━━━ INFORMATION SHOWN ━━━

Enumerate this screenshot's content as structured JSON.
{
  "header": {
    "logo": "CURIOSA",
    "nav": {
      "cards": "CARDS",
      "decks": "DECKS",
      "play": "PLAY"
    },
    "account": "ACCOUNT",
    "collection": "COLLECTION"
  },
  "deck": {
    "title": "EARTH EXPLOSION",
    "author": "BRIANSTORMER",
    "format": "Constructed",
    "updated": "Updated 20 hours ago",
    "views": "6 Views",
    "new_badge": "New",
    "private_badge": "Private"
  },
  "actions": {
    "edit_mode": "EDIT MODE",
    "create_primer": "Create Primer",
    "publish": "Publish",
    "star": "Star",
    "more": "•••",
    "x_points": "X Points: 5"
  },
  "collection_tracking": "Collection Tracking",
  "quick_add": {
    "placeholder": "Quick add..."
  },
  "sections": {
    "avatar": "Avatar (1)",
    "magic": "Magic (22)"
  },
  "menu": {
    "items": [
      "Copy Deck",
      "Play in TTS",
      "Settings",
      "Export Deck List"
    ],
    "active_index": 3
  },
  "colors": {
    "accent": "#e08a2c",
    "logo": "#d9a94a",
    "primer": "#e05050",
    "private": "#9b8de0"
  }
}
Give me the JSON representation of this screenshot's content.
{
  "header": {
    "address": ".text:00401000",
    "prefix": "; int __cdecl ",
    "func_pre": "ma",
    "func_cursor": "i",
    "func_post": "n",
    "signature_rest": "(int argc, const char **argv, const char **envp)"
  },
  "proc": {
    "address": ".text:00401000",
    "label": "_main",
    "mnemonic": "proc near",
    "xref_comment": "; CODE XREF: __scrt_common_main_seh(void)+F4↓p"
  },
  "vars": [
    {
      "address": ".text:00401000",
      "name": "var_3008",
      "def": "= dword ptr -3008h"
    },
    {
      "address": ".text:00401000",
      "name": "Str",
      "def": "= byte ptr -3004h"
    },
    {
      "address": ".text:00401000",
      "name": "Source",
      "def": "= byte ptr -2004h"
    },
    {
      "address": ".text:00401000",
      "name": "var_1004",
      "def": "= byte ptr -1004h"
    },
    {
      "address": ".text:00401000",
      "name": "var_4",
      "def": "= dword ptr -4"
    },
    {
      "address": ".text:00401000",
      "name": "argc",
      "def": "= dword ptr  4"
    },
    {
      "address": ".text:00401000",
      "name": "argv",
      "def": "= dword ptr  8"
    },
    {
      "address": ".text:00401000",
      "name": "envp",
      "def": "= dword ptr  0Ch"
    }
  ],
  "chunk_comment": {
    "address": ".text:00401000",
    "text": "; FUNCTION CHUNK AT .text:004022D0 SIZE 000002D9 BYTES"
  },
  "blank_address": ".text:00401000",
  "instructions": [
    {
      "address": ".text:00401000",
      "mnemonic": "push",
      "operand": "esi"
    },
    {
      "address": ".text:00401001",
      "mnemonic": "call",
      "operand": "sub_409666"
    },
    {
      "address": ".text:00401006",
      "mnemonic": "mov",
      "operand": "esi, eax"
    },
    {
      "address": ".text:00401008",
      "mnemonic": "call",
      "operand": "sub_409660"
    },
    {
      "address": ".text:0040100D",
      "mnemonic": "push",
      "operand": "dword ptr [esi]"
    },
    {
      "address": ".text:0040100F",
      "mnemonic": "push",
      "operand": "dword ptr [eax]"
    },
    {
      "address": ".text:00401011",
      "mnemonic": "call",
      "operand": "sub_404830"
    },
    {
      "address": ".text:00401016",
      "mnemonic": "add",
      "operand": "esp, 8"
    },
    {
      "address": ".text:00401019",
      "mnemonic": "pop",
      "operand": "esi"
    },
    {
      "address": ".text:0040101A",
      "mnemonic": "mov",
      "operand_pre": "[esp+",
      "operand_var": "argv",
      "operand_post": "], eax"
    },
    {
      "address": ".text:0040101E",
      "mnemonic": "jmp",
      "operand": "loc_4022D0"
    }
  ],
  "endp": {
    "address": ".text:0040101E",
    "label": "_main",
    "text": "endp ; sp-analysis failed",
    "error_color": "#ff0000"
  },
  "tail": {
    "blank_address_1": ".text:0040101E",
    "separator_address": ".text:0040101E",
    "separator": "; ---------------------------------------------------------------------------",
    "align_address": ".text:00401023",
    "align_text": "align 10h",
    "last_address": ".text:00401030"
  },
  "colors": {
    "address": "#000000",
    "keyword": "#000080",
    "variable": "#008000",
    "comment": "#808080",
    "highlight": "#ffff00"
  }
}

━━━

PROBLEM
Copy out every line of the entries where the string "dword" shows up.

RESULT FOR THIS EXERCISE
      "def": "= dword ptr -3008h"
      "def": "= dword ptr -4"
      "def": "= dword ptr  4"
      "def": "= dword ptr  8"
      "def": "= dword ptr  0Ch"
      "operand": "dword ptr [esi]"
      "operand": "dword ptr [eax]"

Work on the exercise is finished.